More mid-rangers to choose from!
The adventure and dual-sport segment has thrived in recent years as more people discover the joys of venturing off the beaten path on their motorcycles. Thanks to this, an increasing number of manufacturers want their share of the growing market. 2021 will be no different, especially in the small and mid-size classes, where we’ll have even more choice of accessible and affordable adventure buddies than ever before.
Let’s have a look at all the small and mid-size models we’re getting (or that we should get) in 2021.
Aprilia Tuareg 660
Aprilia recently added a second 660 model to its lineup. This time, it went “naked” with the mid-size Tuono, or what happens when you replace the RS 660’s clip -ons with a taller handlebar. We already knew that the downsized Tuono was coming as the Italian firm introduced its concept a year earlier at EICMA 2019, alongside the production-ready RS. It wasn’t a matter of it, but rather a matter of when.

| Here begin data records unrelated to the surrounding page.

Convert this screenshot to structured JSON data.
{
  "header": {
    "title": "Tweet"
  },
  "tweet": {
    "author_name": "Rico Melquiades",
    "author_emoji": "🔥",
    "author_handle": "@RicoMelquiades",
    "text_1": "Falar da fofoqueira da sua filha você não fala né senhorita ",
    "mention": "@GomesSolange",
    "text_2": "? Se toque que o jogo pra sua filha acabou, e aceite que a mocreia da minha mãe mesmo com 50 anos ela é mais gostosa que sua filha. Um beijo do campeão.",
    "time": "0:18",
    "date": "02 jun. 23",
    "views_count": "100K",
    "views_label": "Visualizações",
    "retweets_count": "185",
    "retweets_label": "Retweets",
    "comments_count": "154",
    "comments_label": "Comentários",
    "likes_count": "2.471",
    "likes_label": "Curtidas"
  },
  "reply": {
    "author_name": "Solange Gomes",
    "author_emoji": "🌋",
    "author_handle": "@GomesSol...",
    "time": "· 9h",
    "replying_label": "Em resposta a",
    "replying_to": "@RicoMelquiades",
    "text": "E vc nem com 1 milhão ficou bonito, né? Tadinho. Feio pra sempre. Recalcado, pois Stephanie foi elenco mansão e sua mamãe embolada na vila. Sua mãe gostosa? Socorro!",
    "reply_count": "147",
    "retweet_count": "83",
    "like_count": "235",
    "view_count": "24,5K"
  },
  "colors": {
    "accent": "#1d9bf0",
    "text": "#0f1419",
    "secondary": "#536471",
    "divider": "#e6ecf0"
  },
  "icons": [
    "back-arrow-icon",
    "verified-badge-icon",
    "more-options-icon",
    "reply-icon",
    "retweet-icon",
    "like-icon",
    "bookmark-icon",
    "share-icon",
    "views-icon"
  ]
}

Another “not if, but when” is the returning Aprilia Tuareg. The brand hinted at the namesake’s return at EICMA as well, not with a concept, but rather with a bike enclosed in a glass box and hidden away behind thick tropical foliage. We have since seen the new Italian adventurer’s prototype in action, spotted on the road on several occasions.
Considering there was now show season this year and that Aprilia introduced the Tuono in January, there’s a possibility we won’t see the new Tuareg before 2022. That being said considering how seemingly advanced the project is, we could hope for the Tuareg to show up in the fall.
Benelli TRK502 and TRK502X
Benelli introduced its new TRK502 and TRK502X mid-size adventure bike in September, 2020, and confirmed a month later that the model would be available in the States. The bikes are built on a new platform, powered by a 500cc parallel-twin rated at 47 horsepower and 33.2 lb-ft of torque.
While the base 502 is more touring-friendly, the 502X adds a few adventure-ready features to make it more versatile. The 502 features a short, low-set exhaust, 17-inch cast wheels front and back, a 7.5-inch ground clearance, and a 31.5-inch saddle height. In comparison, the 502X is equipped with a longer, high-set muffler, a set of 19 and 17-inch wire-spoke wheels wrapped in Metzeler Tourance tires, 8.6 inches of ground clearance, and a 33-inch saddle height.
While Benellis haven’t built a reputation for their shining personalities, starting at only $5,999, it's hard to refute that they make for great entry-level bikes into the adventure segment.
BMW G 310 GS
BMW unveiled the modestly updated G 310 GS baby adventurer in October, 2020. Most changes were virtually invisible as they were meant to cater to the new European emissions standards and make the model legal for sale on the brand’s top market.
Some, however, were a little more noticeable, including the electric throttle and the self-boosting anti-hopping clutch designed to lighten the feel of the clutch lever. Four-stage adjustable levers, and LED lighting front to back.
Honda CRF300L and CRF300L Rally
The Honda CRF lineup doesn’t usually rank as adventure bikes. However, the new CRF300L (formerly the CRF250L) does register on the dual-sport scale and that’s good enough to deserve a place on this list.
Honda made some significant changes to its popular off-roader starting, of course, the upsized naming convention and displacement. Inside the update frame, the new 286cc single produces 27 horsepower and 19.6 lb-ft of torque. The engine is paired with a new transmission with shorter gear ratios one through five and a longer sixth gear and with an assist and slipper clutch.
While the 300L gets a 2-gallon fuel tank, the Rally receives a bigger, 3.4-gallon tank, as well as a taller windscreen, and handguards.
To summarize what happened on January 26, 2021: Kawasaki made us wait three years to introduce a new KLR650 that's virtually the exact same bike as the previous generation. Granted, it did receive a few minor upgrades to keep it somewhat modern-ish. The updates included trading the Keihin carb for fuel injection, adding LED lighting all around, refreshing the look, and dual-purpose ABS.
Even better is the fact that despite the minute upgrades, the price point remains the same, which makes it one of the most affordable mid-size dual-sport bikes in the segment.
The model is listed as a 2022, however, we should expect it to land in the showrooms toward the end of 2021 which does make it a bike we can expect in 2021. Right? RIGHT?
Royal Enfield Himalayan with Tripper Navigation
Though the Royal Enfield Himalayan received few key updates in 2020, the brand ran its adventurer through yet another round of updates for 2021.
Based on spy shots of what looks like the Himalayan's new model-year, the bike is getting a new navigation system. Enfield first introduced its new Tripper navigation with the equally new Meteor 350. It didn’t take long for the feature to start making its way on the other models, starting with the Himalayan.
While the updated bike is expected to launch in the upcoming weeks in India, we will likely see it come stateside later in the year. We already know that the Meteor 350 is coming as well and received confirmation that Tripper would be an available feature here as well, so it only makes sense for the nav-equipped Himalayan to follow.